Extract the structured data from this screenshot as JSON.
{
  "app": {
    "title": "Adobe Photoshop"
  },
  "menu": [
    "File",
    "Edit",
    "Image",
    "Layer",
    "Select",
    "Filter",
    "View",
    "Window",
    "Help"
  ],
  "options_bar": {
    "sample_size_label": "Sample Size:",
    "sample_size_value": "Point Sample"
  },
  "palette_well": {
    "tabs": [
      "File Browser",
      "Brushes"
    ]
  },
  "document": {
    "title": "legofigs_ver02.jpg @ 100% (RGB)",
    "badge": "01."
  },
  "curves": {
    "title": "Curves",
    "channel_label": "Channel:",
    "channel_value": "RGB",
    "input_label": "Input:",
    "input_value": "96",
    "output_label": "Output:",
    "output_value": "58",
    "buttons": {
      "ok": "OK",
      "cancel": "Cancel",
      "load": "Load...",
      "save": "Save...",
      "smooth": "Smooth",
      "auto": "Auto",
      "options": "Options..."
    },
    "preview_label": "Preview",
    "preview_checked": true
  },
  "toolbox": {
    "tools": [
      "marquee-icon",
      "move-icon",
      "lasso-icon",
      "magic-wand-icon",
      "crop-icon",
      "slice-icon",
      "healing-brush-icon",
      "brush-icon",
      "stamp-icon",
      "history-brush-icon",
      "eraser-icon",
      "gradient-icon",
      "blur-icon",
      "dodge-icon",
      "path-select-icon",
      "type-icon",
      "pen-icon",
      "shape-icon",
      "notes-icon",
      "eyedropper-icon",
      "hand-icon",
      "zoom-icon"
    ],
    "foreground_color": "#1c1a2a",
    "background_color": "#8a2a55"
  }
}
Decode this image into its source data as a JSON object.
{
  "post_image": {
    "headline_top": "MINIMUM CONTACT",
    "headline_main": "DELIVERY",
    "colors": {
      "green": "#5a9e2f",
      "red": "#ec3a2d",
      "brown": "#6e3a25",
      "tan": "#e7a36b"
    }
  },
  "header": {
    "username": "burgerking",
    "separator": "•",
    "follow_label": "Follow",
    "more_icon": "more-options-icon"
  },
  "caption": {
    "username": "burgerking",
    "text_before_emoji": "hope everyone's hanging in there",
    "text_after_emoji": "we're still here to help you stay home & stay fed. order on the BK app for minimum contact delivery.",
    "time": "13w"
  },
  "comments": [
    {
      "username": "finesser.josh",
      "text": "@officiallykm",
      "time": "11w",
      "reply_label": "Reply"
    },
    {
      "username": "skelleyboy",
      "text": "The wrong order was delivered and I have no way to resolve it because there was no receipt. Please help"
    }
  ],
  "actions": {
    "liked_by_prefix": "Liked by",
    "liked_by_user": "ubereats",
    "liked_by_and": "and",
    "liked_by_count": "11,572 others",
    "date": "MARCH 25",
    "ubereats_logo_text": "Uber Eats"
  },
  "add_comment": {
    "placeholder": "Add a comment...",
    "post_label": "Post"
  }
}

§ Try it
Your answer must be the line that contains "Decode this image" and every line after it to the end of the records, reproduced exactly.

§ Reply to the exercise
Decode this image into its source data as a JSON object.
{
  "post_image": {
    "headline_top": "MINIMUM CONTACT",
    "headline_main": "DELIVERY",
    "colors": {
      "green": "#5a9e2f",
      "red": "#ec3a2d",
      "brown": "#6e3a25",
      "tan": "#e7a36b"
    }
  },
  "header": {
    "username": "burgerking",
    "separator": "•",
    "follow_label": "Follow",
    "more_icon": "more-options-icon"
  },
  "caption": {
    "username": "burgerking",
    "text_before_emoji": "hope everyone's hanging in there",
    "text_after_emoji": "we're still here to help you stay home & stay fed. order on the BK app for minimum contact delivery.",
    "time": "13w"
  },
  "comments": [
    {
      "username": "finesser.josh",
      "text": "@officiallykm",
      "time": "11w",
      "reply_label": "Reply"
    },
    {
      "username": "skelleyboy",
      "text": "The wrong order was delivered and I have no way to resolve it because there was no receipt. Please help"
    }
  ],
  "actions": {
    "liked_by_prefix": "Liked by",
    "liked_by_user": "ubereats",
    "liked_by_and": "and",
    "liked_by_count": "11,572 others",
    "date": "MARCH 25",
    "ubereats_logo_text": "Uber Eats"
  },
  "add_comment": {
    "placeholder": "Add a comment...",
    "post_label": "Post"
  }
}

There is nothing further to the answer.